‘I feel more alive than I have in years’ 

Hosting has been life changing for superhost Alban. He has been through some rough patches himself over the past few years, and is grateful from the support he received from friends during those difficult times.  Now he feels ready to give back – to ‘pay it forward’, as he explains.

Alban first became interested in the idea of hosting refugees during the summer of 2021 following the fall of Kabul, but unfortunately it didn’t come through. Then in late February 2022, soon after the Russian invasion of Ukraine, Alban decided “It’s time to stop talking and take some bloody action!”  Through Refugees at Home Alban soon became host to his first Ukrainian refugee guest, Dmytro, who stayed with him for eight months before moving on and establishing his independence in the UK (read more about Dymtro’s story here).

As Dmytro was preparing to leave Alban’s home he put him in touch with two Ukrainian friends, Alex and Sofiya, who had fled to Bremen, Germany. In January 2023 the pair arrived to live with Alban under the Homes for Ukraine programme, with support from Refugees at Home.

Alex and Sofiya’s journey

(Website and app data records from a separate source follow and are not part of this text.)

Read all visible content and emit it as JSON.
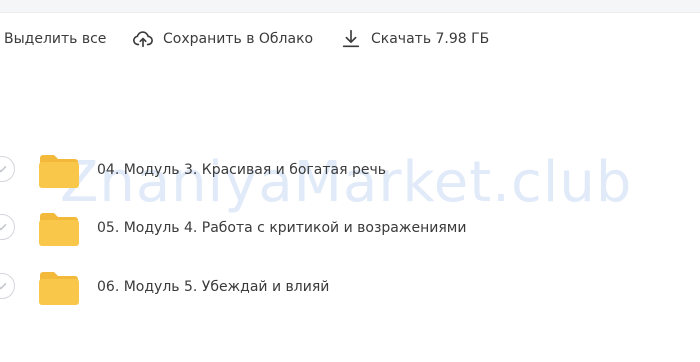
{
  "toolbar": {
    "select_all": "Выделить все",
    "save_to_cloud": "Сохранить в Облако",
    "download": "Скачать 7.98 ГБ"
  },
  "files": [
    {
      "name": "04. Модуль 3. Красивая и богатая речь",
      "icon": "folder-icon"
    },
    {
      "name": "05. Модуль 4. Работа с критикой и возражениями",
      "icon": "folder-icon"
    },
    {
      "name": "06. Модуль 5. Убеждай и влияй",
      "icon": "folder-icon"
    }
  ],
  "watermark": "ZnaniyaMarket.club",
  "colors": {
    "folder": "#f9c84a",
    "folder_tab": "#f3b93a",
    "text": "#3a3a3a",
    "check_border": "#d3d6db",
    "topbar": "#f5f6f8"
  }
}
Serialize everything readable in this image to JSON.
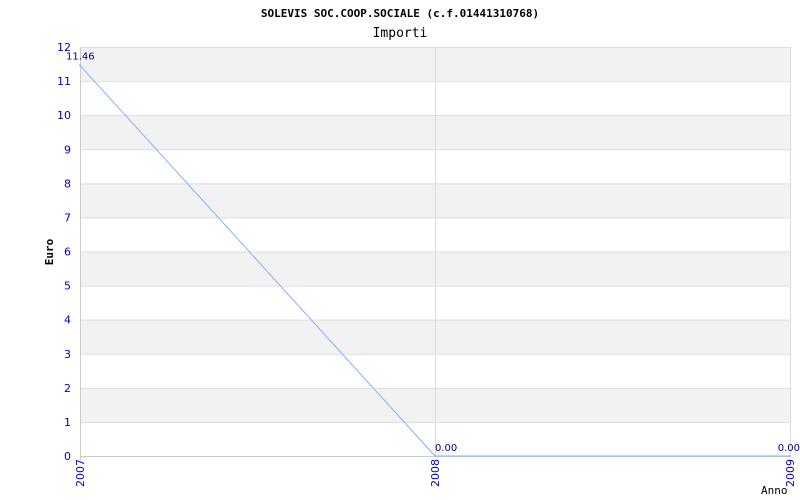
{
  "chart_data": {
    "type": "line",
    "title": "SOLEVIS SOC.COOP.SOCIALE (c.f.01441310768)",
    "subtitle": "Importi",
    "xlabel": "Anno",
    "ylabel": "Euro",
    "categories": [
      "2007",
      "2008",
      "2009"
    ],
    "values": [
      11.46,
      0.0,
      0.0
    ],
    "data_labels": [
      "11.46",
      "0.00",
      "0.00"
    ],
    "ylim": [
      0,
      12
    ],
    "yticks": [
      "0",
      "1",
      "2",
      "3",
      "4",
      "5",
      "6",
      "7",
      "8",
      "9",
      "10",
      "11",
      "12"
    ],
    "grid": true,
    "legend": "none",
    "colors": {
      "line": "#7fb2ff",
      "band": "#f2f2f2",
      "grid": "#dddddd",
      "tick_text": "#0000cc",
      "data_label": "#000080"
    }
  }
}
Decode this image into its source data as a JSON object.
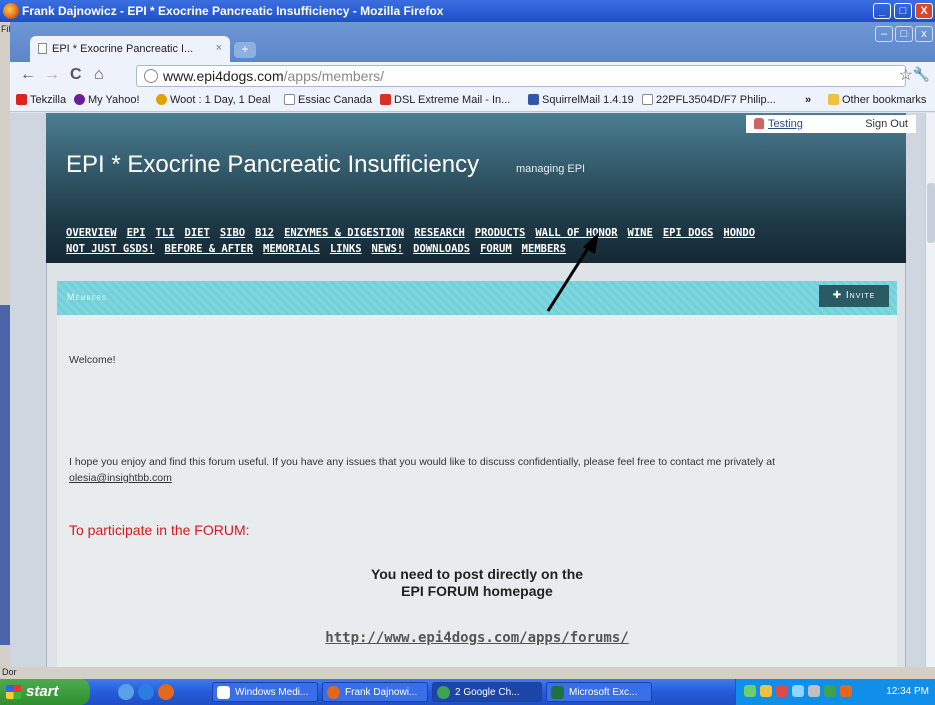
{
  "firefox": {
    "title": "Frank Dajnowicz - EPI * Exocrine Pancreatic Insufficiency - Mozilla Firefox",
    "menu_fragment": "File",
    "status_fragment": "Dor"
  },
  "chrome": {
    "tab_title": "EPI * Exocrine Pancreatic I...",
    "tab_close": "×",
    "new_tab": "+",
    "url_host": "www.epi4dogs.com",
    "url_path": "/apps/members/",
    "bookmarks": [
      {
        "label": "Tekzilla",
        "color": "#d9251c"
      },
      {
        "label": "My Yahoo!",
        "color": "#6b1d9b"
      },
      {
        "label": "Woot : 1 Day, 1 Deal",
        "color": "#e3a000"
      },
      {
        "label": "Essiac Canada",
        "color": "#ffffff"
      },
      {
        "label": "DSL Extreme Mail - In...",
        "color": "#d93025"
      },
      {
        "label": "SquirrelMail 1.4.19",
        "color": "#3355aa"
      },
      {
        "label": "22PFL3504D/F7 Philip...",
        "color": "#ffffff"
      }
    ],
    "bookmarks_overflow": "»",
    "other_bookmarks": "Other bookmarks"
  },
  "site": {
    "user": "Testing",
    "sign_out": "Sign Out",
    "title": "EPI * Exocrine Pancreatic Insufficiency",
    "subtitle": "managing EPI",
    "nav_row1": [
      "OVERVIEW",
      "EPI",
      "TLI",
      "DIET",
      "SIBO",
      "B12",
      "ENZYMES & DIGESTION",
      "RESEARCH",
      "PRODUCTS",
      "WALL OF HONOR",
      "WINE",
      "EPI DOGS",
      "HONDO"
    ],
    "nav_row2": [
      "NOT JUST GSDS!",
      "BEFORE & AFTER",
      "MEMORIALS",
      "LINKS",
      "NEWS!",
      "DOWNLOADS",
      "FORUM",
      "MEMBERS"
    ]
  },
  "members": {
    "heading": "Members",
    "invite": "Invite",
    "welcome": "Welcome!",
    "body": "I hope you enjoy and find this forum useful. If you have any issues that you would like to discuss confidentially, please feel free to contact me privately at",
    "email": "olesia@insightbb.com",
    "participate": "To participate in the FORUM:",
    "post_line1": "You need to post directly on the",
    "post_line2": "EPI FORUM homepage",
    "forum_url": "http://www.epi4dogs.com/apps/forums/"
  },
  "taskbar": {
    "start": "start",
    "tasks": [
      {
        "label": "Windows Medi...",
        "color": "#ffffff"
      },
      {
        "label": "Frank Dajnowi...",
        "color": "#e2681d"
      },
      {
        "label": "2 Google Ch...",
        "color": "#3fa34d"
      },
      {
        "label": "Microsoft Exc...",
        "color": "#1e7145"
      }
    ],
    "clock": "12:34 PM"
  }
}
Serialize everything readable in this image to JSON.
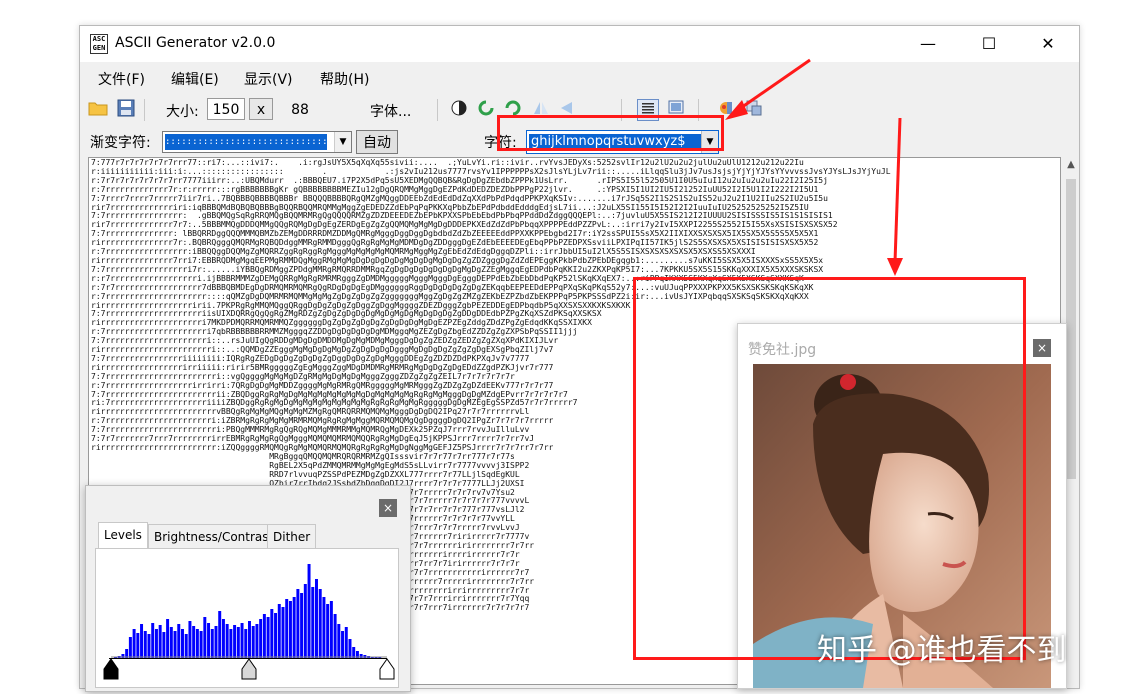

Alex, an entrepreneur and his girlfriend Sofiya, a university student, had been separated by the war for most of 2022.  Just a few days after the invasion on 27 February they fled their homes in Kharkiv along with Sofiya’s parents and some friends. The group quickly gathered their most important belongings, queued for food and petrol for the journey, and headed west toward Lviv and the Polish border.  “The journey took 7-8 days. It’s usually 12 hours, but it was like rush hour throughout the country – one big traffic jam the entire way.”

The decision to leave Kharkiv was not an easy one. As Sofiya and Alex said, “it was hard to decide what to do. We don’t have experience in this! We don’t get training in war preparation.”  Fear prevailed. Sofiya recalled thinking “I don’t want to die. I have my whole life in front of me. I will leave. We don’t know what will happen tomorrow. Will it get worse?” They set off in shock and disbelief at how their lives had changed in an instant.

But in Western Ukraine Alex and Sofiya had to part ways. Men who are eligible for the military weren’t allowed to cross the border. Alex and Sofiya’s father went to Alex’s parents’ house in Podilsk in Southern Ukraine. Sofiya and her mother first went to Poland and then on to Bremen, Germany to stay with friends. Over the next six months, Sofiya became very depressed. “I didn’t know when Alex and I would see each other again. Would he have to go to war and potentially die?’  She found it difficult to integrate into life in Germany due to language and cultural barriers.

The couple would talk for hours each day and Sofiya was able to visit Alex in Podilsk a few times. During one of her visits over the summer, a rocket exploded nearby. It was as they were sheltering in Alex’s parent’s basement for a week that they decided that Alex also needed to leave the country. “Each city was now dangerous.” Alex was able to get a medical release from the military for health reasons and joined Sofiya in Germany in August.

It was at that point that Dmytro called. Sofiya in particular was scared to move yet again, but the couple did not want to stay in Germany – they felt that they would be able to establish a more normal life in the UK. They didn’t know how long the war would go on and as Alex said, “We wanted to think we could have a future.”  In late January 2023, Alban greeted Alex and Sofiya with open arms, to begin their life in the UK.

“Life is a mosh pit”

“Relax and follow your instincts. Relish the change. Life is a mosh pit. Bounce around in the mosh pit.”

As Alex and Sofiya approach their 2-year anniversary as a couple at the end of February, they are hopeful. Alex feels that “the UK is a good opportunity. I speak English. I understand the people.” They feel incredibly fortunate to be living with Alban with whom they can learn about one another’s culture and languages. “We now have a UK grandfather and friend. He is cool and supportive. It has been a great experience.” They eat together each evening and talk about everything from politics to movies to music.

The trio laughed about cultural communication idiosyncrasies. With his Ukrainian candour, early on Alex said to Alban, “please be direct with me. I won’t understand you otherwise.” Other than that, there are few ‘house rules’. Alban said that “I’m not a rules guy. I negotiate life through humour” which seems to be serving them well. “As long as each of us live as if it’s our own home, it’s not hard.”

Speaking of her future plans, Sofiya says: “We want to say thank you – to Alban and to Refugees at Home. We now have the ability to think about the future.  Up until now, we were just trying to think about the next day, the next hour. And now, step by step, we can think into the future.”

“I feel more alive than I have in years” says Alban. His advice to anyone thinking of hosting is “Relax and follow your instincts. Relish the change. Life is a mosh pit. Bounce around in the mosh pit.”